Learning The Right Scale System
Have you been taught more than one system to visualize scales? Will learning more systems help you learn scales? Are there even any benefits to learning new scale systems?
After reading this series, you’ve heard many reasons why the CAGED system sucks (if you’ve missed it, you can start reading here: CAGED Sucks Part 1: Right Hand Consistency ). This argument has certainly created some debate between CAGED-system apologists and their opponents, and one thing I noticed, was that all CAGED users came to similar conclusions.
One of the solutions CAGED users present when shown other systems is saying that players should learn a number of systems, rather than just one. But this kind of advice just doesn’t work on a number of different levels.
Let me start by saying this idea is simply wrong. There certainly isn’t any need to learn all of the systems. Believing so makes the assumption that a different system is like getting more perspective on how a fretboard works. However, some systems can do everything the CAGED system does in a better, more complete way. Some systems are better than others — nothing is ever so black and white.
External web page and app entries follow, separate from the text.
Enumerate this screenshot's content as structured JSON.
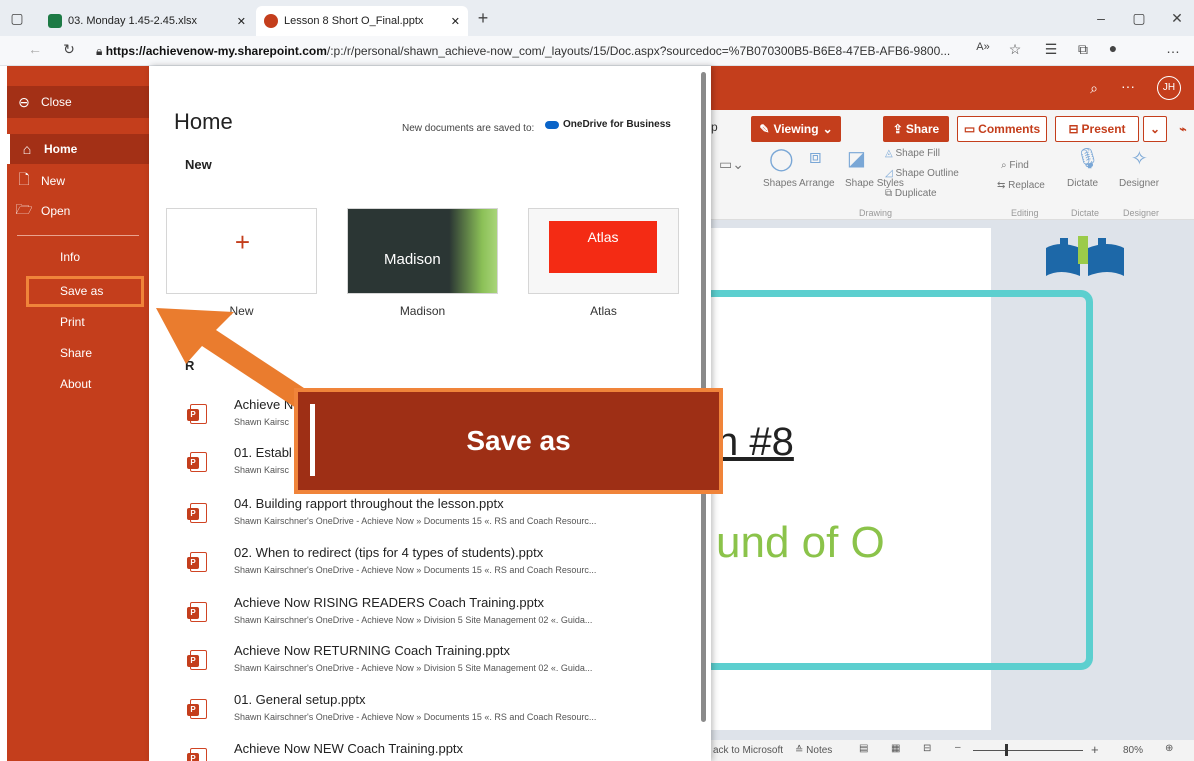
{
  "browser": {
    "tabs": [
      {
        "label": "03. Monday 1.45-2.45.xlsx",
        "icon": "excel-icon"
      },
      {
        "label": "Lesson 8 Short O_Final.pptx",
        "icon": "powerpoint-icon"
      }
    ],
    "url_host": "https://achievenow-my.sharepoint.com",
    "url_path": "/:p:/r/personal/shawn_achieve-now_com/_layouts/15/Doc.aspx?sourcedoc=%7B070300B5-B6E8-47EB-AFB6-9800...",
    "window_controls": [
      "–",
      "▢",
      "✕"
    ]
  },
  "sidebar": {
    "close": "Close",
    "items": [
      {
        "label": "Home",
        "icon": "home-icon"
      },
      {
        "label": "New",
        "icon": "new-file-icon"
      },
      {
        "label": "Open",
        "icon": "folder-open-icon"
      },
      {
        "label": "Info"
      },
      {
        "label": "Save as"
      },
      {
        "label": "Print"
      },
      {
        "label": "Share"
      },
      {
        "label": "About"
      }
    ]
  },
  "panel": {
    "title": "Home",
    "save_note": "New documents are saved to:",
    "save_location": "OneDrive for Business",
    "new_heading": "New",
    "recent_heading": "R",
    "templates": [
      {
        "caption": "New",
        "thumb": "+"
      },
      {
        "caption": "Madison",
        "thumb": "Madison"
      },
      {
        "caption": "Atlas",
        "thumb": "Atlas"
      }
    ],
    "files": [
      {
        "name": "Achieve N",
        "path": "Shawn Kairsc"
      },
      {
        "name": "01. Establ",
        "path": "Shawn Kairsc"
      },
      {
        "name": "04. Building rapport throughout the lesson.pptx",
        "path": "Shawn Kairschner's OneDrive - Achieve Now » Documents 15 «. RS and Coach Resourc..."
      },
      {
        "name": "02. When to redirect (tips for 4 types of students).pptx",
        "path": "Shawn Kairschner's OneDrive - Achieve Now » Documents 15 «. RS and Coach Resourc..."
      },
      {
        "name": "Achieve Now RISING READERS Coach Training.pptx",
        "path": "Shawn Kairschner's OneDrive - Achieve Now » Division 5 Site Management 02 «. Guida..."
      },
      {
        "name": "Achieve Now RETURNING Coach Training.pptx",
        "path": "Shawn Kairschner's OneDrive - Achieve Now » Division 5 Site Management 02 «. Guida..."
      },
      {
        "name": "01. General setup.pptx",
        "path": "Shawn Kairschner's OneDrive - Achieve Now » Documents 15 «. RS and Coach Resourc..."
      },
      {
        "name": "Achieve Now NEW Coach Training.pptx",
        "path": ""
      }
    ]
  },
  "app": {
    "user_initials": "JH",
    "ribbon_cut": "p",
    "viewing": "Viewing",
    "share": "Share",
    "comments": "Comments",
    "present": "Present",
    "groups": {
      "shapes": "Shapes",
      "arrange": "Arrange",
      "shape_styles": "Shape Styles",
      "shape_fill": "Shape Fill",
      "shape_outline": "Shape Outline",
      "duplicate": "Duplicate",
      "drawing": "Drawing",
      "find": "Find",
      "replace": "Replace",
      "editing": "Editing",
      "dictate": "Dictate",
      "designer": "Designer"
    },
    "slide_line1": "n #8",
    "slide_line2": "und of O",
    "status": {
      "back": "ack to Microsoft",
      "notes": "Notes",
      "zoom": "80%"
    },
    "accent": "#c43e1c"
  },
  "callout": {
    "text": "Save as",
    "accent": "#f0843a"
  }
}
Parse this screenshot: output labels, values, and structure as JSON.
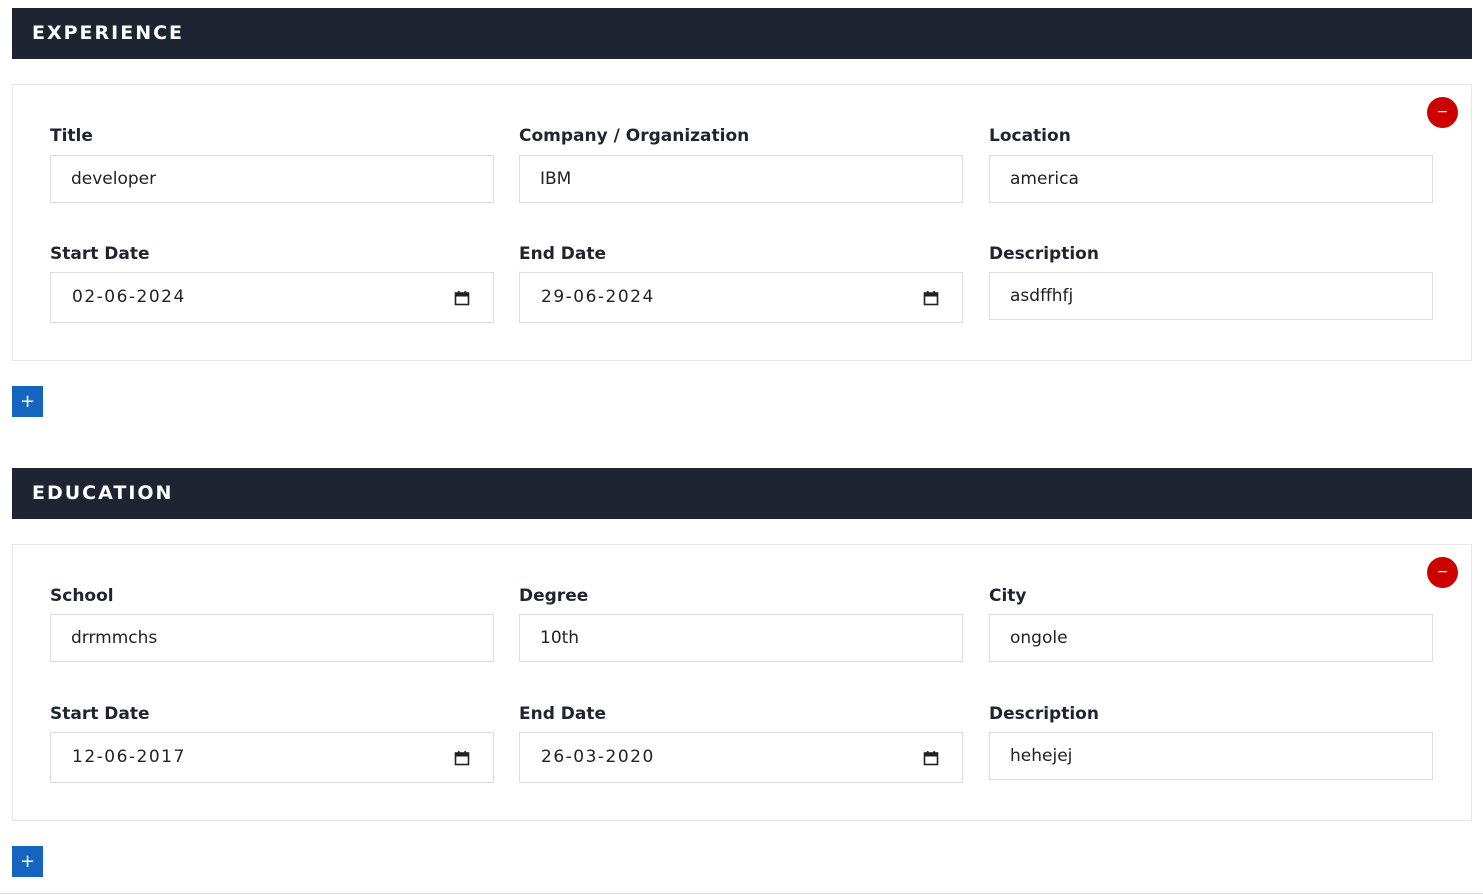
{
  "experience": {
    "heading": "EXPERIENCE",
    "remove_label": "−",
    "add_label": "+",
    "fields": {
      "title": {
        "label": "Title",
        "value": "developer"
      },
      "company": {
        "label": "Company / Organization",
        "value": "IBM"
      },
      "location": {
        "label": "Location",
        "value": "america"
      },
      "start_date": {
        "label": "Start Date",
        "value": "02-06-2024"
      },
      "end_date": {
        "label": "End Date",
        "value": "29-06-2024"
      },
      "description": {
        "label": "Description",
        "value": "asdffhfj"
      }
    }
  },
  "education": {
    "heading": "EDUCATION",
    "remove_label": "−",
    "add_label": "+",
    "fields": {
      "school": {
        "label": "School",
        "value": "drrmmchs"
      },
      "degree": {
        "label": "Degree",
        "value": "10th"
      },
      "city": {
        "label": "City",
        "value": "ongole"
      },
      "start_date": {
        "label": "Start Date",
        "value": "12-06-2017"
      },
      "end_date": {
        "label": "End Date",
        "value": "26-03-2020"
      },
      "description": {
        "label": "Description",
        "value": "hehejej"
      }
    }
  },
  "colors": {
    "header_bg": "#1e2432",
    "remove_button": "#cc0000",
    "add_button": "#1565c0"
  },
  "icons": {
    "calendar": "calendar-icon",
    "remove": "minus-icon",
    "add": "plus-icon"
  }
}
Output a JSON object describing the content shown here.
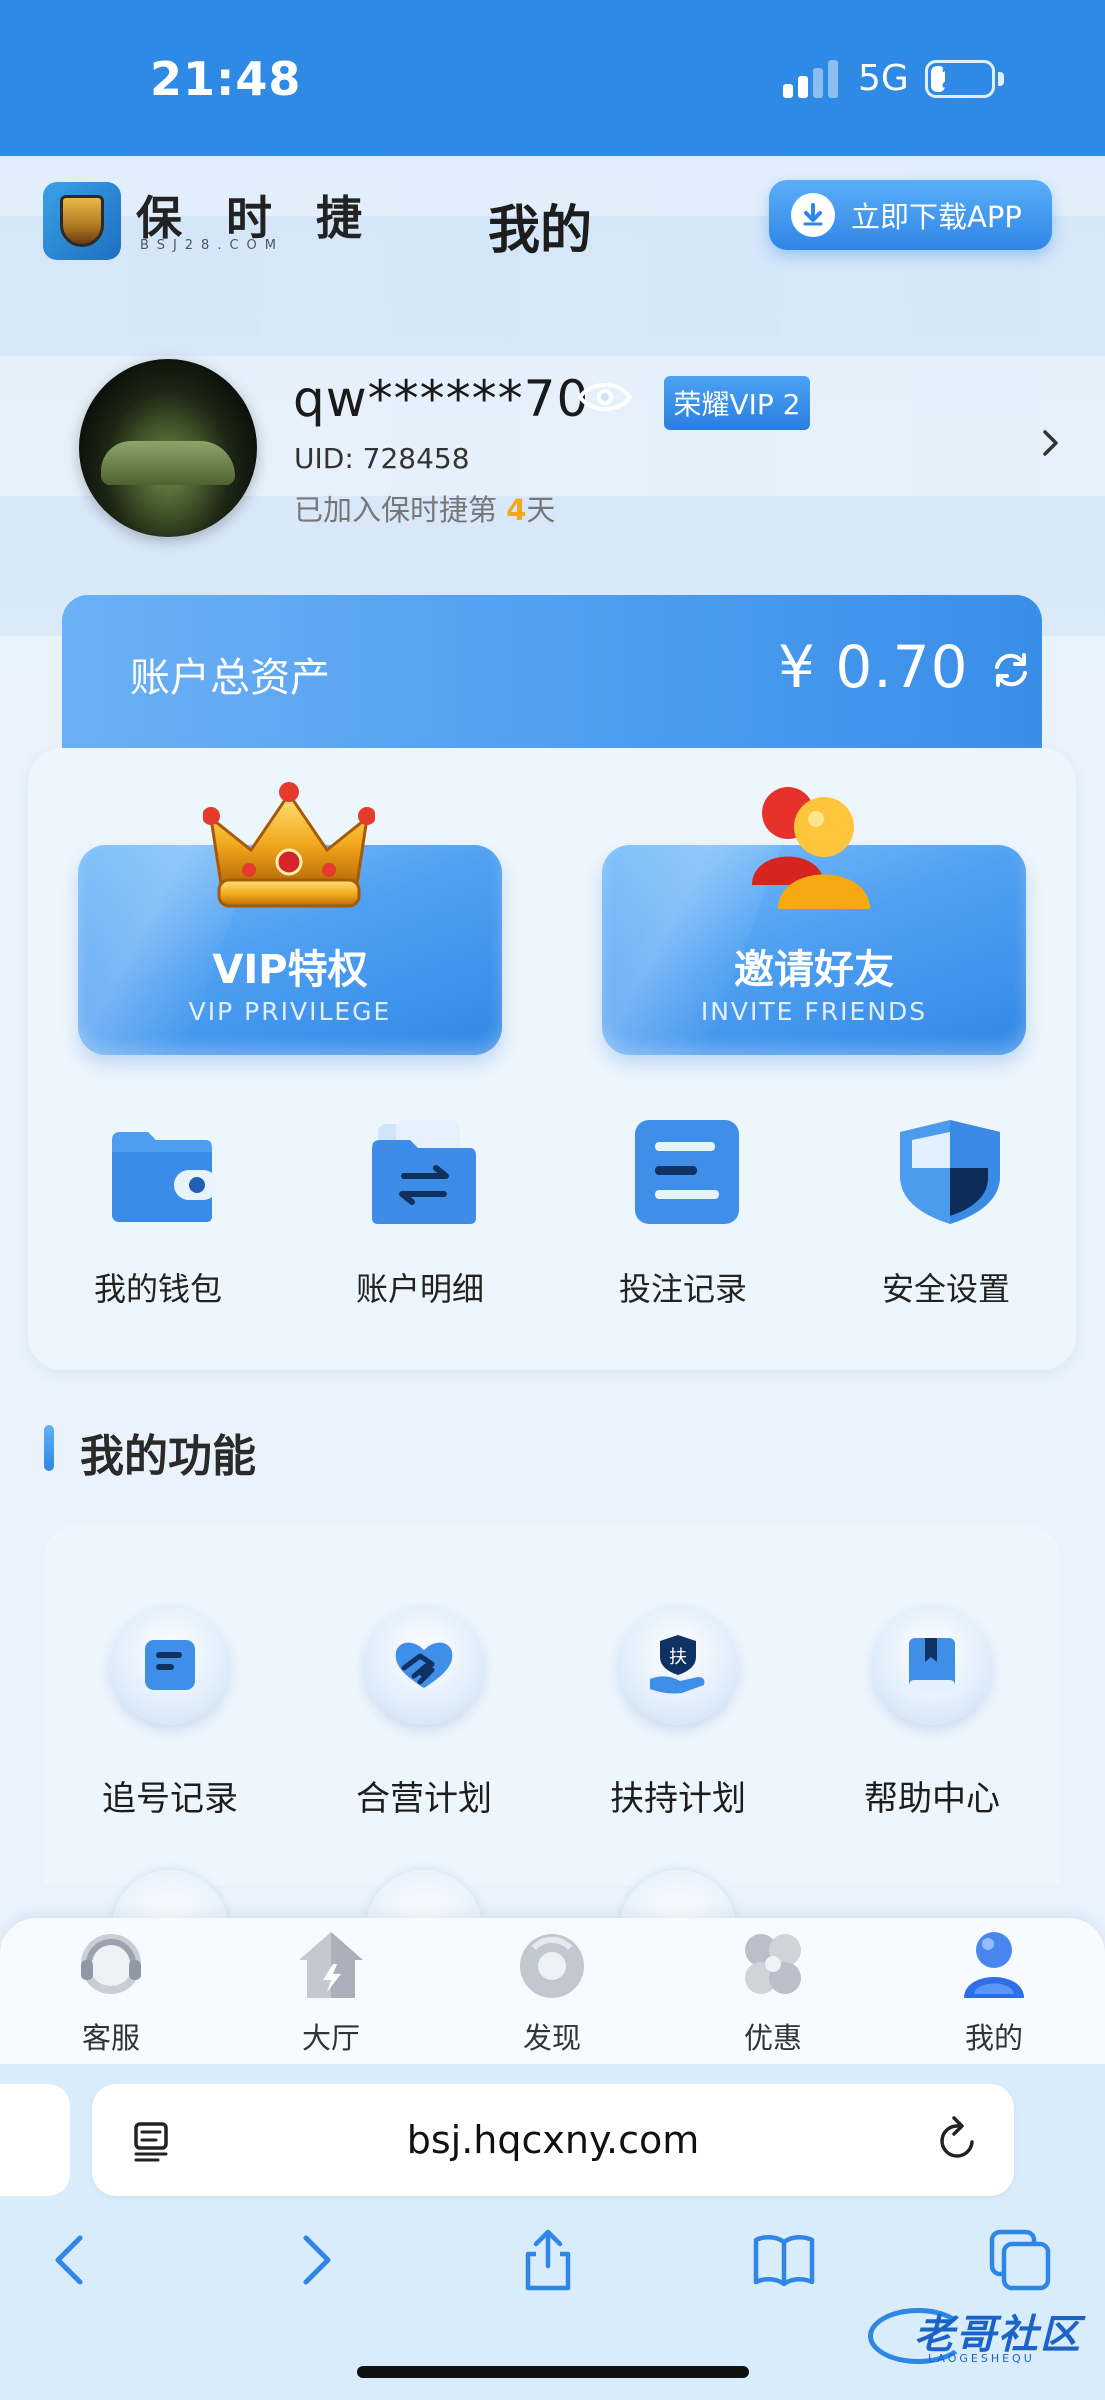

Next, this idea is simply misleading for anybody trying to learn guitar. Even if the systems are high-quality, learning more than one can be confusing; and overall, it’s counter-productive for anybody learning or teaching others to play guitar.
One of the biggest reasons, however, is that muscle-memory becomes ingrained in the player with the first system that they learn, meaning, if it’s not malleable, players will tend to get stuck in the same stylistic traps throughout their career. During my time as a guitar instructor, I’ve had many students who started their learning using the CAGED system, and upon their first lesson, it’s easy to pick them out based on their sound, because they all play they exact same way.
In this next video, I delve into detail about how the brain works when learning different systems, along with what happens when people try to learn every last system — as well as how trying to learn them all can actually make you worse at playing guitar.
There is no need to learn multiple systems to become a flexible player; at least, not when there are flexible systems available. Next time you hear you need to learn many systems to become a good player, just think back to this video, and you’ll know that learning bad systems won’t make you better.